Water for drinking is always available for the animals. Each pasture is equipped with its own water supply. Once a day, Judith Reinhard expires every meadow. She visited her animals and checked whether everything is in order: “That is also important, so they’re keeping to get used again and again to me. Otherwise they would run wild quickly. “But so they are easy to handle. The only downer for the thick thick skinned cattle, it is sometimes just too hot in Germany. The Galloways are originally from southern Scotland. There the temperature runs up to 20 degrees maximum, that’s it.
Mid-80s, when the structural change was already well on it’s way, and many small farms were up for sale, many academics take the chance to the country. It had become chic. Doctors and architects, lawyers, journalists and advertisers, who held on to their own bred steak behind the house. The Galloways became fashionable. They were downright awesome for part-time farmers, the so called Moonlight farmers: naturally hornless the cool Scots are also extremely frugal and they put a lot of meat on. The fuzzy animals were imported to Germany suddenly: in all black the favourite blacks, the white with black fuzzy ears, belted in black with a white cummerbund, dun in dingy gray-brown tint, or very rarely in rigget, a special black and white mixture. In Scotland, the animals were predominantly used for the pasture care. Galloways muffle cheerfully what the pasture presents: rushes, couch grass, pastures, just everything. They are brilliant in that and used in Scotland for the task to prepare the fields for the significantly picky sheeps. Sheeps are more valuable than the cattle. So frugal and easy the Galloways became simply the ingenious breeding stock for the entire German newcomer farmers.

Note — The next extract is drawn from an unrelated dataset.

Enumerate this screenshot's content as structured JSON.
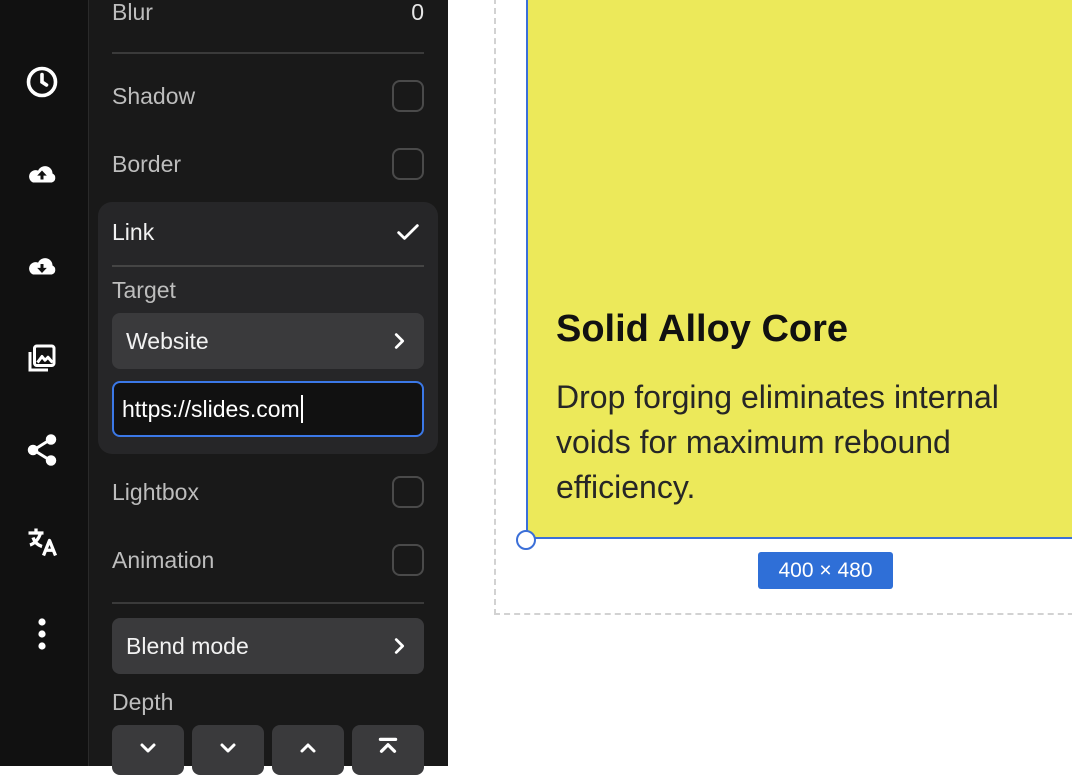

Sources: Recherche at the farm directly, „Das andere Kuhbuch“ german book of the veterinary Michael Brackmann, net